5. Neutrogena Hydro Boost Water Gel Lotion Sunscreen Broad Spectrum S.P.F. 50 ($11; walmart.com).
6. Supergoop! Unseen Sunscreen Broad Spectrum S.P.F. 40 ($32; nordstrom.com).
7. Vita Liberta Advanced Organics Invisi Foaming Tan Water ($39, ulta.com).
8. La Roche-Posay Anthelios Sport Sunscreen SPF 60 ($30, laroche-posay.us).
9. Soleil Toujours Organic Set Protect Micro Mist SPF 30 ($36, soleiltoujours.com).
10. James Read BB Tan Pen ($30, revolve.com).
In case you didn’t know, broad-spectrum refers to U.V.A. blocking, and S.P.F. relates to sunscreen’s U.V.B. blocking abilities only, so both factors must be present in a sunblock. And no, layering S.P.F. 20 and S.P.F. 30 does not equal to S.P.F. 50. When laying out in the sun, a lotion that’s at least S.P.F. 30 to 50 with zinc oxide with reapplication on the hour is advised by all doctors. “Spray-on” sunblocks maybe are best to use as a touch-up application.

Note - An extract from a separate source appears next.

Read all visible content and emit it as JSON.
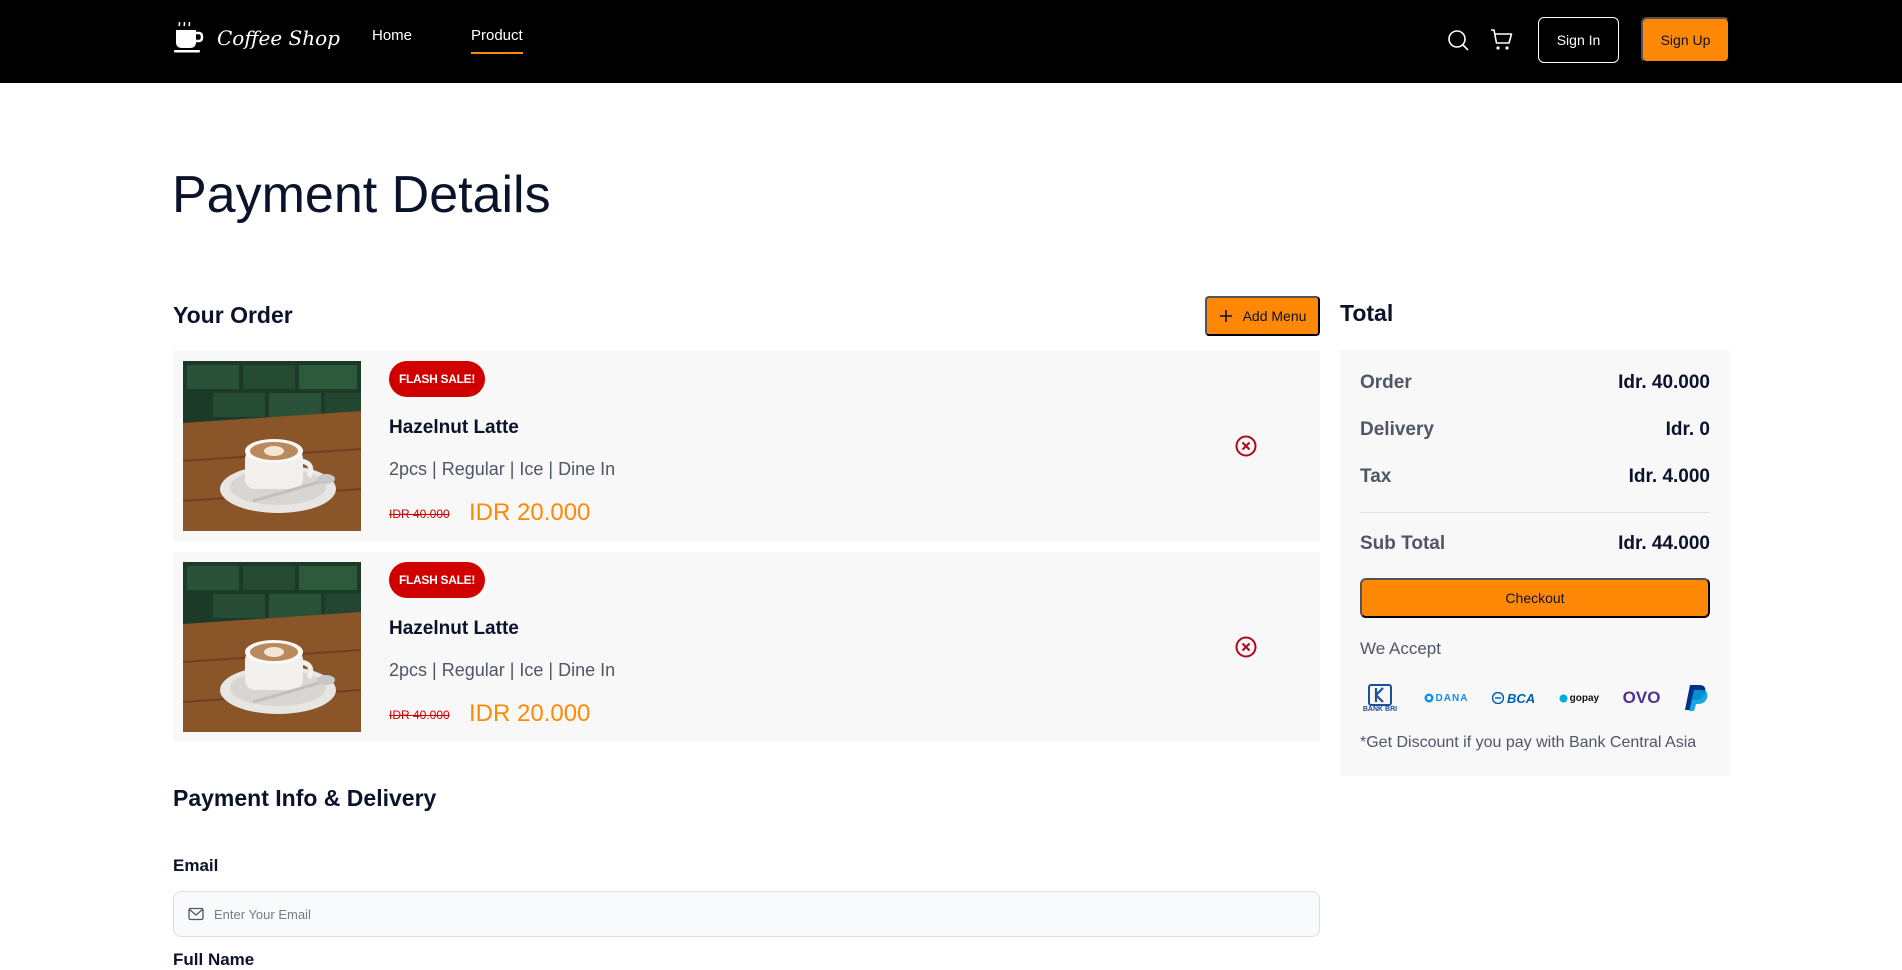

However, doctors have the remedy when in need. From various laser treatments, such as Fraxel, Clear and Brilliant, to promote collagen growth and treat brown sun spots. There’s also V-Beam to remove the extra blood vessels and Aerolase that can improve irregular pigmentation. At home, prescriptions may include retinoids, vitamin C, and antioxidant creams. But still, treatments can get costly, so do the right thing and get made in the shade.